  • Source
    • "The findings of our study are similar to previous studies on a two-dose monovalent RV1 vaccine in other lowincome countries. A study from Malawi reported an ICER value of US$ 75 per DALY averted at vaccine cost of US$ 5.5 per dose [38]. Atherly et al. found a cost of US$ 78 per DALY averted in the WHO AFRO region, at vaccine unit cost of US$7 [37], and a study from India and Kenya also reported that introduction of the monovalent rotavirus vaccine would be highly cost effective [39,43], the unit cost per vaccine in India study was US$7, in the Kenya study the unit cost was between US$ 9.2 and US$ 7.4. "

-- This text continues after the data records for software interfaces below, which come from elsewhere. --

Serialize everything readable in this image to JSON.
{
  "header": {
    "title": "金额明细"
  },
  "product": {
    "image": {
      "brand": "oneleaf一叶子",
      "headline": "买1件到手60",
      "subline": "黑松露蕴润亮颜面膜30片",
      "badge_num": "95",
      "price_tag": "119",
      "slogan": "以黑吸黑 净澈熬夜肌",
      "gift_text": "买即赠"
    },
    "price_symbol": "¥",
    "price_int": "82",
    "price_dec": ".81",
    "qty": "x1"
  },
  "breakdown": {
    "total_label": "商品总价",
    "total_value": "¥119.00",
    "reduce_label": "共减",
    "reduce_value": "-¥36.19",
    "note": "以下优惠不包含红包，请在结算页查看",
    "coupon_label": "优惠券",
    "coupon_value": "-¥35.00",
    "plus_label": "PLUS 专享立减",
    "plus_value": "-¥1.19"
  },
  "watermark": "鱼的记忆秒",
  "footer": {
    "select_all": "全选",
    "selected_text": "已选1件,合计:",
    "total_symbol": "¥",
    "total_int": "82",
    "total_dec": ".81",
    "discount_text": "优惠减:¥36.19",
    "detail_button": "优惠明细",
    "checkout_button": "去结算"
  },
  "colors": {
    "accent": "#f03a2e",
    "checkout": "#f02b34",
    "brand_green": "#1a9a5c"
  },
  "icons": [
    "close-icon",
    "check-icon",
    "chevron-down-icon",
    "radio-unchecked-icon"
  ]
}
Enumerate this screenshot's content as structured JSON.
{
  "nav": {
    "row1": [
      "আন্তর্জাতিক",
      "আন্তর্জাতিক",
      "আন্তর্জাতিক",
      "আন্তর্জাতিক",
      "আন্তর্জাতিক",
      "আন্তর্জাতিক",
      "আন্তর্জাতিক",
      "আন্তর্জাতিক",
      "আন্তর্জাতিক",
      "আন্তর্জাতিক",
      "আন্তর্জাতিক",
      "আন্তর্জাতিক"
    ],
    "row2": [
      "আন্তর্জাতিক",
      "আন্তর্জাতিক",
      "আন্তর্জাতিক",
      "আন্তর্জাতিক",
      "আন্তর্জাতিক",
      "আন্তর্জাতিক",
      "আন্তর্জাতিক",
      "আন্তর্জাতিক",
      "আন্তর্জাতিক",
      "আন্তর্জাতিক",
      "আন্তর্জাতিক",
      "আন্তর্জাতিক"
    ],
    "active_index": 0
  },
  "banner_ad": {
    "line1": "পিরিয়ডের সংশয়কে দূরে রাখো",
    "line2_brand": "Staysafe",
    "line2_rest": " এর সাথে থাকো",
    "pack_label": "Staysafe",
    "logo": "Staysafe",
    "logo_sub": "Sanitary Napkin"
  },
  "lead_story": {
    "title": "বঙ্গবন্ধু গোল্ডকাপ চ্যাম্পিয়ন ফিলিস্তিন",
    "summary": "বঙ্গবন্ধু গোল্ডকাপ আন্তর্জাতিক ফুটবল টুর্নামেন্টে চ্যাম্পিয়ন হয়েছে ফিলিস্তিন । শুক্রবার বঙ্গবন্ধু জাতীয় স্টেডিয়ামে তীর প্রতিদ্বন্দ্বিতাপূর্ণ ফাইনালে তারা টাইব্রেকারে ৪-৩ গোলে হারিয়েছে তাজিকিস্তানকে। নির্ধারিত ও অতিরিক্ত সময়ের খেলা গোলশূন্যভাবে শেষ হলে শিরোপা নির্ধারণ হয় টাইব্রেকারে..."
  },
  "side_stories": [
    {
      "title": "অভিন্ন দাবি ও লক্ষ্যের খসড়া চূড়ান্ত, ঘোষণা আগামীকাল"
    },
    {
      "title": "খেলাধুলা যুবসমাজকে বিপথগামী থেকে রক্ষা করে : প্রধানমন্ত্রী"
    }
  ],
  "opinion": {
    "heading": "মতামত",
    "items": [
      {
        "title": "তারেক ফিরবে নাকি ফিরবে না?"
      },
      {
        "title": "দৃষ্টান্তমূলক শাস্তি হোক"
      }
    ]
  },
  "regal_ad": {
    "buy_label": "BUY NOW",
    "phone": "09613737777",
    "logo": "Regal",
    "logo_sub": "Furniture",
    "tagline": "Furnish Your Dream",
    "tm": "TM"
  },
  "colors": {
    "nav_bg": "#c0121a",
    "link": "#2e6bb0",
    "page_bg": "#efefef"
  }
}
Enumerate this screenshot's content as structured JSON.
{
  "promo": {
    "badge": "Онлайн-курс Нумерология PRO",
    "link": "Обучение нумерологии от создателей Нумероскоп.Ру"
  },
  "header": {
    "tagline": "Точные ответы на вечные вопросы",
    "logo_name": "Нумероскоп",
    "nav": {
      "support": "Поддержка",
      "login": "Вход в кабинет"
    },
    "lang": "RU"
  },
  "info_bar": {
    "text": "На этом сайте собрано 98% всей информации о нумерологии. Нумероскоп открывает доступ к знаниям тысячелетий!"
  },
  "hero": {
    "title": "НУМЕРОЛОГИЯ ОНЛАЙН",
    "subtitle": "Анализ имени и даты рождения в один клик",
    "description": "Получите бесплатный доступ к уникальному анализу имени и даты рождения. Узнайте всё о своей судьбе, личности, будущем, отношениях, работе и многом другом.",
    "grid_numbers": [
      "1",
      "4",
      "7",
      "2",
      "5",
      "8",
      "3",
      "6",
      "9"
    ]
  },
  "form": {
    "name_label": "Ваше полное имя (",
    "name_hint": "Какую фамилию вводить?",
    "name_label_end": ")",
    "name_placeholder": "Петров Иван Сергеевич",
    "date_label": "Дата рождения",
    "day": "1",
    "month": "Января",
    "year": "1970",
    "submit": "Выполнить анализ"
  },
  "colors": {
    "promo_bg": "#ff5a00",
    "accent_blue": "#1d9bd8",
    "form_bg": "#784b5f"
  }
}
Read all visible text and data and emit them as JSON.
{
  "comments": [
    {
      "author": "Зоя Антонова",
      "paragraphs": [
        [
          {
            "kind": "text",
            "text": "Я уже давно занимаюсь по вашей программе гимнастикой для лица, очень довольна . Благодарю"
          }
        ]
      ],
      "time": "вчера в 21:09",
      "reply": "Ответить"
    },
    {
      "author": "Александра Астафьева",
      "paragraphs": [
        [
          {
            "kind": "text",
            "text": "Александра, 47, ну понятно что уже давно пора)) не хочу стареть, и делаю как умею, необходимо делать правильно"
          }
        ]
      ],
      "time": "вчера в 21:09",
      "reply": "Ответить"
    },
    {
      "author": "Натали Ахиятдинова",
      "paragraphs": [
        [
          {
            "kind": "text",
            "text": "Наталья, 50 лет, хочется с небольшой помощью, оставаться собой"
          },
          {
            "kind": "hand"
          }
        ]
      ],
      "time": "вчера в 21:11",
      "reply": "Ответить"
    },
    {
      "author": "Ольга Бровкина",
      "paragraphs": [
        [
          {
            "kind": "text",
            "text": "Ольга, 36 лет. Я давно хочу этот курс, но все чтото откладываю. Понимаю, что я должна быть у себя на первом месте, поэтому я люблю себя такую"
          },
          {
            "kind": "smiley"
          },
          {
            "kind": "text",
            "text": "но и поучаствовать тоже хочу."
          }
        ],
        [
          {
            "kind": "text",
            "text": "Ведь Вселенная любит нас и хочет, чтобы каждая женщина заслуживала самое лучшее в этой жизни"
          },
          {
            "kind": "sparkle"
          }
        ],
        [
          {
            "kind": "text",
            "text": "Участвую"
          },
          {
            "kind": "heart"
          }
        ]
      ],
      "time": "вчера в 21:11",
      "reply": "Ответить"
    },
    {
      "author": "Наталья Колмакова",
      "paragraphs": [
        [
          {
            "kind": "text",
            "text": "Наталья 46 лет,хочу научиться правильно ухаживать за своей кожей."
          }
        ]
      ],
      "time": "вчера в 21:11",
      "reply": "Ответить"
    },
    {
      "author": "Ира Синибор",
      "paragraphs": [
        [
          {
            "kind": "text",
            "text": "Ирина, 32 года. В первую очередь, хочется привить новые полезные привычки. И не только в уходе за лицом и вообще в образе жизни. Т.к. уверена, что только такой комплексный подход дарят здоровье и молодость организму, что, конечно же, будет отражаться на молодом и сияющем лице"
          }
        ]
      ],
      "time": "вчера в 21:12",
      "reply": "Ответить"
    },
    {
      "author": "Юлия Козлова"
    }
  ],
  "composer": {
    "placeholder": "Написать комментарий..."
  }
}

    [Show abstract] [Hide abstract] ABSTRACT: Background Globally, diarrhoea is the second leading cause of morbidity and mortality, responsible for the annual loss of about 10% of the total global childhood disease burden. In Tanzania, Rotavirus infection is the major cause of severe diarrhoea and diarrhoeal mortality in children under five years. Immunisation can reduce the burden, and Tanzania added rotavirus vaccine to its national immunisation programme in January 2013. This study explores the cost effectiveness of introducing rotavirus vaccine within the Tanzania Expanded Programme on Immunisation (EPI). Methods We quantified all health system implementation costs, including programme costs, to calculate the cost effectiveness of adding rotavirus immunisation to EPI and the existing provision of diarrhoea treatment (oral rehydration salts and intravenous fluids) to children. We used ingredients and step down costing methods. Cost and coverage data were collected in 2012 at one urban and one rural district hospital and a health centre in Tanzania. We used Disability Adjusted Life Years (DALYs) as the outcome measure and estimated incremental costs and health outcomes using a Markov transition model with weekly cycles up to a five-year time horizon. Results The average unit cost per vaccine dose at 93% coverage is US$ 8.4, with marked difference between the urban facility US$ 5.2; and the rural facility US$ 9.8. RV1 vaccine added to current diarrhoea treatment is highly cost effective compared to diarrhoea treatment given alone, with incremental cost effectiveness ratio of US$ 112 per DALY averted, varying from US$ 80–218 in sensitivity analysis. The intervention approaches a 100% probability of being cost effective at a much lower level of willingness-to-pay than the US$609 per capita Tanzania gross domestic product (GDP). Conclusions The combination of rotavirus immunisation with diarrhoea treatment is likely to be cost effective when willingness to pay for health is higher than USD 112 per DALY. Universal coverage of the vaccine will accelerate progress towards achievement of the child health Millennium Development Goals.
    Full-text · Article · Apr 2015 · Cost Effectiveness and Resource Allocation
Show more